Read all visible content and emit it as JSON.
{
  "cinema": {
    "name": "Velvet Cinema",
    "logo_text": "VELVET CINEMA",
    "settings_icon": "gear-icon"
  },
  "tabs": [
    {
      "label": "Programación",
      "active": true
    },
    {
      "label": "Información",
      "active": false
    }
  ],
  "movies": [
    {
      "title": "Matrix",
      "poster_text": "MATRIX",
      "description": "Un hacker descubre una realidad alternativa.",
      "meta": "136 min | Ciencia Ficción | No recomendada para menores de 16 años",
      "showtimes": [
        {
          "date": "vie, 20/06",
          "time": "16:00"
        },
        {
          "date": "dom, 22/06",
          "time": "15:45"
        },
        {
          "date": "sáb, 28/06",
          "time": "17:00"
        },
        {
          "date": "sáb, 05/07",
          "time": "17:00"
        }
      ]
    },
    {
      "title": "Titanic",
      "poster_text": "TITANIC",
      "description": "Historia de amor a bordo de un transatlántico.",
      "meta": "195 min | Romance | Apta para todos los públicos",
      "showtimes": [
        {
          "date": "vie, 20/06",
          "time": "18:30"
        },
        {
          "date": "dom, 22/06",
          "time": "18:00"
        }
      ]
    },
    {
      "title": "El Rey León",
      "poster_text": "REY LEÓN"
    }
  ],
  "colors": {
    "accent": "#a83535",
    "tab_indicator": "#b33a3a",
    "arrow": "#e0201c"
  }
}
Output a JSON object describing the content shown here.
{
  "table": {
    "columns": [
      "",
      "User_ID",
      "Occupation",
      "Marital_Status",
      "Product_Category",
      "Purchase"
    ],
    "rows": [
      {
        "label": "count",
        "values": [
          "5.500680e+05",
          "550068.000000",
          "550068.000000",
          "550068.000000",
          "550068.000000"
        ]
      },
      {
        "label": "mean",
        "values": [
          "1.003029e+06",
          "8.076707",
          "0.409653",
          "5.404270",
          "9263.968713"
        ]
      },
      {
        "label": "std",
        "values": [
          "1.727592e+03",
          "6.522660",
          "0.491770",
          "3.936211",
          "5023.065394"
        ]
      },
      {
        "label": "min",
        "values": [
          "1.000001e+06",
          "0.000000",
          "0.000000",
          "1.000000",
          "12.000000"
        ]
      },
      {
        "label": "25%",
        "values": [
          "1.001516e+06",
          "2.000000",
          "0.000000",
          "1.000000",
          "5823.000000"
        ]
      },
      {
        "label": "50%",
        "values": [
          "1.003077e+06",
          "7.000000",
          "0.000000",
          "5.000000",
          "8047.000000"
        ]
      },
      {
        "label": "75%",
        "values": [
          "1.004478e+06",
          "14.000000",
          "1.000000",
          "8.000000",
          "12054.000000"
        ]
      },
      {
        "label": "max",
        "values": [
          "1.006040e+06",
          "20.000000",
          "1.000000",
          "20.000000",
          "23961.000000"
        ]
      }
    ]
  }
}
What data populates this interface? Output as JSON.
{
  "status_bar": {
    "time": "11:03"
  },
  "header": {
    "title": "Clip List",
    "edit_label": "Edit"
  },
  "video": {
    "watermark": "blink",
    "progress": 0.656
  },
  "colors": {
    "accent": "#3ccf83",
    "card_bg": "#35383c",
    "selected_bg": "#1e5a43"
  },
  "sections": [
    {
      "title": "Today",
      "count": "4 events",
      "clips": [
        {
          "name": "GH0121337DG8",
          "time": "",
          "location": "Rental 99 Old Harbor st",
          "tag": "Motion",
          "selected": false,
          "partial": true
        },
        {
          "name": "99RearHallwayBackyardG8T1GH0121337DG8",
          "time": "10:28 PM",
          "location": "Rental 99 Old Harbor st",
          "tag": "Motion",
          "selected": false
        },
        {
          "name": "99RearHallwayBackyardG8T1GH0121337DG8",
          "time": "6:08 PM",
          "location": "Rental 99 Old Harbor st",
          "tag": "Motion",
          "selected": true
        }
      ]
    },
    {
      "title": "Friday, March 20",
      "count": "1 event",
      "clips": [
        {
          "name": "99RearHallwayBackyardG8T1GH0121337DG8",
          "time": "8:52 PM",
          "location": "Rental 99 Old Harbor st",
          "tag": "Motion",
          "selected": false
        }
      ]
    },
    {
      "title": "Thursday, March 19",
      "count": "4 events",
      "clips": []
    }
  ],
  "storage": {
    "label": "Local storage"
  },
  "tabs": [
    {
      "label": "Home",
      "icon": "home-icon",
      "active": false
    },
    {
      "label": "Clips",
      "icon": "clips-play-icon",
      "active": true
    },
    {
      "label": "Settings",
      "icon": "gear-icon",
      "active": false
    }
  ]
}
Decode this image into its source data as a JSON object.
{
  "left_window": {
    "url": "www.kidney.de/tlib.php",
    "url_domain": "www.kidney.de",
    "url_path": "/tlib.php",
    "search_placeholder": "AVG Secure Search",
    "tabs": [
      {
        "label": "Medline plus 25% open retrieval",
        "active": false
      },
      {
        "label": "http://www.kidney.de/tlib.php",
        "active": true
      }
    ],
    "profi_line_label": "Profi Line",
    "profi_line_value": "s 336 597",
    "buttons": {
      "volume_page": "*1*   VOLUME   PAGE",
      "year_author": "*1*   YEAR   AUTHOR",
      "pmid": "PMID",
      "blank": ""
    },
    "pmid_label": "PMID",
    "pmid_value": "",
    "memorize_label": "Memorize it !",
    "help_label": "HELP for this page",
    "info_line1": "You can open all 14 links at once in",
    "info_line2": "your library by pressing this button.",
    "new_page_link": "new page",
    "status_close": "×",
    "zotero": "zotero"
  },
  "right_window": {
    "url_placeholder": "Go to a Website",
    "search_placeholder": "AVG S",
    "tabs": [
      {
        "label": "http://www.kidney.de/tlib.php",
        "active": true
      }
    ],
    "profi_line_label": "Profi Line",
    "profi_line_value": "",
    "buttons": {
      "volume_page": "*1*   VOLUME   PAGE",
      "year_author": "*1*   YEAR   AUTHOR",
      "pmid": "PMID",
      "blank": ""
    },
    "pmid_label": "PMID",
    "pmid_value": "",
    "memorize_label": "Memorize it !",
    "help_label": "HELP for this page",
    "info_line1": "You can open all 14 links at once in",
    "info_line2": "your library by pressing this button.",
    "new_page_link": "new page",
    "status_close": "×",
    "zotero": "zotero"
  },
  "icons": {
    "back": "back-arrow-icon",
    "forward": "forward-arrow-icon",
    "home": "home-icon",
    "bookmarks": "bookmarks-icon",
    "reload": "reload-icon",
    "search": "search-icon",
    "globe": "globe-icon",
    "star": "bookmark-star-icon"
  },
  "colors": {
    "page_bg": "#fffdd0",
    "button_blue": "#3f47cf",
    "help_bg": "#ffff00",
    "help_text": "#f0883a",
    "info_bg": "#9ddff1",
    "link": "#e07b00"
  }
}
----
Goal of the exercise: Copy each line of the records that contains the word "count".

Output for this task:
        "label": "count",
      "count": "4 events",
      "count": "1 event",
      "count": "4 events",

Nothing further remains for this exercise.